__Records for the exercise__
▬▬▬
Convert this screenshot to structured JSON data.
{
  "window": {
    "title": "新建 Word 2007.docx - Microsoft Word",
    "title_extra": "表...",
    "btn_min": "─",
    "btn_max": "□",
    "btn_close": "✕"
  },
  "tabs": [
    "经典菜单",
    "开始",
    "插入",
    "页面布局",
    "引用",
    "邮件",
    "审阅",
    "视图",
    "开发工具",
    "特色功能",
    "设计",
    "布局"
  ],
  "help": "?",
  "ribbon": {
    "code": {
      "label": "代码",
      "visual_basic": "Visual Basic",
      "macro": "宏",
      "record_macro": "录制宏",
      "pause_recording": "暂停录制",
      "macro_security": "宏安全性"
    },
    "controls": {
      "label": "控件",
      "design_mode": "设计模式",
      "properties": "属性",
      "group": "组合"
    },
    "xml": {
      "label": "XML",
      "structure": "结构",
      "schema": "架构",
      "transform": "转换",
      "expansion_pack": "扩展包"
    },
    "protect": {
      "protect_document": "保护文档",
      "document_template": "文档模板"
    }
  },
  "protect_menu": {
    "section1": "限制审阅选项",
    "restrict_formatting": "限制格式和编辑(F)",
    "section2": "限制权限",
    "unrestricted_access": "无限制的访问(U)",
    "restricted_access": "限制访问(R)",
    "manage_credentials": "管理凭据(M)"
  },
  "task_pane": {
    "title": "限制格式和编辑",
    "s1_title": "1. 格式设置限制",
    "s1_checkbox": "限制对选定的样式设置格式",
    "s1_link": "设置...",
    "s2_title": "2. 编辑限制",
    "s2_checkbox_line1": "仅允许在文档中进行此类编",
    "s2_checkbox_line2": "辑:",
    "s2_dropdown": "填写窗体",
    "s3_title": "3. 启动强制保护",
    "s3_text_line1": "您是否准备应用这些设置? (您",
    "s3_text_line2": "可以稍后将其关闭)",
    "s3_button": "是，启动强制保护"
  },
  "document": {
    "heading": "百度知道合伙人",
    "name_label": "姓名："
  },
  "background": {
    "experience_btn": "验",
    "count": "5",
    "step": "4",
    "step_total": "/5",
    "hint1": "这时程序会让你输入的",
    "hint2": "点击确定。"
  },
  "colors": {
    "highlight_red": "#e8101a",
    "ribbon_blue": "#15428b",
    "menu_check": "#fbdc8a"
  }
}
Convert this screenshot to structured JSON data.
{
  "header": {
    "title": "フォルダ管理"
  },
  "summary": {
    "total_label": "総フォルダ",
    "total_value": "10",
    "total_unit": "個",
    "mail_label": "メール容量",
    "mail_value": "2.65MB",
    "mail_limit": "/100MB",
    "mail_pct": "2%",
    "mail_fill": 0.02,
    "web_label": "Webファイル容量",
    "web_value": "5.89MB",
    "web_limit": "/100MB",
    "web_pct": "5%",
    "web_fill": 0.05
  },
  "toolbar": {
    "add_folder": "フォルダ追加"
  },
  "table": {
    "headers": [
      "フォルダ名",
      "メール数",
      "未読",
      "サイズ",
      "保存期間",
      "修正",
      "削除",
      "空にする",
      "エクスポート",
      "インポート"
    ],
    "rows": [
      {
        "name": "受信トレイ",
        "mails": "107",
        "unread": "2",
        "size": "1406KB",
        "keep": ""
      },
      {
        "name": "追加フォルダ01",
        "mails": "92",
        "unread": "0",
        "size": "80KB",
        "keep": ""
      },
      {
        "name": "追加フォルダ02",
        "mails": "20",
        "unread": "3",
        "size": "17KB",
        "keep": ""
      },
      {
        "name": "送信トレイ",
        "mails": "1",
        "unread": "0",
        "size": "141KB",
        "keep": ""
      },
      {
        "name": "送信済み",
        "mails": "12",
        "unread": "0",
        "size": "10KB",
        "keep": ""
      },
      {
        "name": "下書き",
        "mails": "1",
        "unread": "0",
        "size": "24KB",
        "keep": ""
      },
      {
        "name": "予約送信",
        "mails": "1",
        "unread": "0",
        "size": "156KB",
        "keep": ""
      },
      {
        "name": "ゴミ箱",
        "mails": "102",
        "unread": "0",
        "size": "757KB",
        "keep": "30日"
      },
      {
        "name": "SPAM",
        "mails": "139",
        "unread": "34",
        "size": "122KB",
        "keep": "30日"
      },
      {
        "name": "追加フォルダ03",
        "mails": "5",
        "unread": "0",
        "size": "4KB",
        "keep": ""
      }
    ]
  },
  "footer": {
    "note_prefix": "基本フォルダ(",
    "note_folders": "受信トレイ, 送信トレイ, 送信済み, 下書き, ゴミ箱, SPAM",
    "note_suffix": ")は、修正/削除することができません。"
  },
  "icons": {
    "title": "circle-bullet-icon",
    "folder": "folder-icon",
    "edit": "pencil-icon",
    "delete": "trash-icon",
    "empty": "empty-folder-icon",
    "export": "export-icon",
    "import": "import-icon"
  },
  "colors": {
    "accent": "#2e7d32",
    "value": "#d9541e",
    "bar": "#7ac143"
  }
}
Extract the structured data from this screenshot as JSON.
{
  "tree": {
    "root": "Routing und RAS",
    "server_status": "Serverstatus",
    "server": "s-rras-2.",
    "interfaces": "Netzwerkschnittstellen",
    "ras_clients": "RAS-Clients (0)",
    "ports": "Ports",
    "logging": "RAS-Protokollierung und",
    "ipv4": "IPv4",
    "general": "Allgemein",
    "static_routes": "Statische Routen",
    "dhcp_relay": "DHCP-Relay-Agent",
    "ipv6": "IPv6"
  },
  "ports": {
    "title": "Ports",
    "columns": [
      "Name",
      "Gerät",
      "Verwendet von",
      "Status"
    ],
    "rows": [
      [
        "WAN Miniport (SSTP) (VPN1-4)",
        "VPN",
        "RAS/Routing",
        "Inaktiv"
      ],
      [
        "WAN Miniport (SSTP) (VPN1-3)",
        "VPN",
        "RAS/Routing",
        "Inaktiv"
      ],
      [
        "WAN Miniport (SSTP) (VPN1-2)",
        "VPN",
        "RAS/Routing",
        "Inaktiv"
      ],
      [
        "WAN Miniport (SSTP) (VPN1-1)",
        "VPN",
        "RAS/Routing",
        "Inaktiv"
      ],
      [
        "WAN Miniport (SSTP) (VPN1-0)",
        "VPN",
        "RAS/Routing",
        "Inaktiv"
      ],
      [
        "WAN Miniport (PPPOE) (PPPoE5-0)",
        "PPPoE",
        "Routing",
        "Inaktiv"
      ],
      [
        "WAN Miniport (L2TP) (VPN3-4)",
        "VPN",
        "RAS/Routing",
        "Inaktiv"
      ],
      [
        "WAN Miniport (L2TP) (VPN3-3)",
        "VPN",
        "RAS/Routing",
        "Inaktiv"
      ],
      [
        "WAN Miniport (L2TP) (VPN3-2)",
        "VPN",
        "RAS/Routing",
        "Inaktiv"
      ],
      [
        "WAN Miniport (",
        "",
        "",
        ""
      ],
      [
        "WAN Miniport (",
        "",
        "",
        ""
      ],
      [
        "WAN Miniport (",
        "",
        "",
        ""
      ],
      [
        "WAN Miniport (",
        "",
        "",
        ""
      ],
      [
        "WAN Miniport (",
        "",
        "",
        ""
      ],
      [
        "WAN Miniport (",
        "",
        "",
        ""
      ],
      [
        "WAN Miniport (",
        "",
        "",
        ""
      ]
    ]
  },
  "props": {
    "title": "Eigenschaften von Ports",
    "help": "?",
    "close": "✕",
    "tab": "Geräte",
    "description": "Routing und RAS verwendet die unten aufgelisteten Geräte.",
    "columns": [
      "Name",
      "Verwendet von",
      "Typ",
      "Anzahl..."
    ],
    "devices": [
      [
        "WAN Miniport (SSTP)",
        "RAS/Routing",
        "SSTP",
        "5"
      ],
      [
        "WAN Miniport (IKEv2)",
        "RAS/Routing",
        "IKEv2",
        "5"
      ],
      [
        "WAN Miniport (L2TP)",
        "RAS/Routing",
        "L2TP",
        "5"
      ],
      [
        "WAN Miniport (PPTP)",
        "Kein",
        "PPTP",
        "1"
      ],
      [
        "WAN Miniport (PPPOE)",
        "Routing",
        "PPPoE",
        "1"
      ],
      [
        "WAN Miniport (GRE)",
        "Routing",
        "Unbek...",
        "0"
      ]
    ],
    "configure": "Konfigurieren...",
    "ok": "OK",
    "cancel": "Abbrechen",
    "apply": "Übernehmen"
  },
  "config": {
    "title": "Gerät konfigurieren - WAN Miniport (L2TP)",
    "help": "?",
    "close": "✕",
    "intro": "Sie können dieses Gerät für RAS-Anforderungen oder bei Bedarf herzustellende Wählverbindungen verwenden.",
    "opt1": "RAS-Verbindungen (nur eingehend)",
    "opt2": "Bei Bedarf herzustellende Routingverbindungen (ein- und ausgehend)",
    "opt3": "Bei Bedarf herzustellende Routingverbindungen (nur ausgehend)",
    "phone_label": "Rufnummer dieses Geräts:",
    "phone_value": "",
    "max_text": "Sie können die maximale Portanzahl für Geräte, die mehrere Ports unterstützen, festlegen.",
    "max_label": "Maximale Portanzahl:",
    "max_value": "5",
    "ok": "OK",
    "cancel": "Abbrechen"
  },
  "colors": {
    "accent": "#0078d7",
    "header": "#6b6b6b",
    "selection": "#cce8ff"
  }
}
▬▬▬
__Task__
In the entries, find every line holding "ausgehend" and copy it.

__Result below__
    "opt2": "Bei Bedarf herzustellende Routingverbindungen (ein- und ausgehend)",
    "opt3": "Bei Bedarf herzustellende Routingverbindungen (nur ausgehend)",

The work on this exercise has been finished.